The data =
——————————
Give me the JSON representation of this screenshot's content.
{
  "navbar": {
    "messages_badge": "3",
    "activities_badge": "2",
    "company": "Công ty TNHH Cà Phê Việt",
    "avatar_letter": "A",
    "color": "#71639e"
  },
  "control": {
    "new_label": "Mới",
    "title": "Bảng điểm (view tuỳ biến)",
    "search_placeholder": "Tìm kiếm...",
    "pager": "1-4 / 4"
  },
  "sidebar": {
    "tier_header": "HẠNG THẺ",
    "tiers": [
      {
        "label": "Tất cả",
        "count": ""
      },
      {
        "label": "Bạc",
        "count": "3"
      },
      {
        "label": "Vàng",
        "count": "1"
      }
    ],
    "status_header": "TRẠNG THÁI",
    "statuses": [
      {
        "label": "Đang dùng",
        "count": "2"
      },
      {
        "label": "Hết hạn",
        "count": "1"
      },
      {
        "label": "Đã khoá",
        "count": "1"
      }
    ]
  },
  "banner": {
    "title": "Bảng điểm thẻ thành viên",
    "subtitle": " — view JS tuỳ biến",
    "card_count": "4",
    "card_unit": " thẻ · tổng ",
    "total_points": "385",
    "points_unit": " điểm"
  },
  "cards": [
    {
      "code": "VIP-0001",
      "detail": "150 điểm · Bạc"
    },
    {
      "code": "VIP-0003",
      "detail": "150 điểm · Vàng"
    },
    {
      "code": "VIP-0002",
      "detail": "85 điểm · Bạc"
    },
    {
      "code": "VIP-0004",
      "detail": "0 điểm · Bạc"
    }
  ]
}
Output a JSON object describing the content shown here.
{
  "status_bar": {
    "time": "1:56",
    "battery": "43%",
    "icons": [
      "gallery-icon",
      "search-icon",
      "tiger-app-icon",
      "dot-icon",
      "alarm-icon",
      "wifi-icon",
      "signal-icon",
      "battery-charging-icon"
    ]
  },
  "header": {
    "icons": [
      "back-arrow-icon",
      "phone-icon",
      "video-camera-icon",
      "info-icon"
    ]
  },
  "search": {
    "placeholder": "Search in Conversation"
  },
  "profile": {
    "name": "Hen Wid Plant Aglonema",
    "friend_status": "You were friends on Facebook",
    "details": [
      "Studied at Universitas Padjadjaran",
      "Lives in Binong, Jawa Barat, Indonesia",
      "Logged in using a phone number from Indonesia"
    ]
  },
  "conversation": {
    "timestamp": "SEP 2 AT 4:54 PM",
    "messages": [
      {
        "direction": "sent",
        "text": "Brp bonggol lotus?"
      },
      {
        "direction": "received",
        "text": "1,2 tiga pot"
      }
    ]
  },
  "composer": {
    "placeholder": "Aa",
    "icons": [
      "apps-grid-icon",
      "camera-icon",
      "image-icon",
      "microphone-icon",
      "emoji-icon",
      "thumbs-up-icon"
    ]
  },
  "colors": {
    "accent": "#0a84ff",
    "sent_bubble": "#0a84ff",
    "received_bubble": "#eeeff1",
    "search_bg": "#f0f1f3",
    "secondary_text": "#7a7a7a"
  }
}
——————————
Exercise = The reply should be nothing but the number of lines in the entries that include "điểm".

Finished task = 7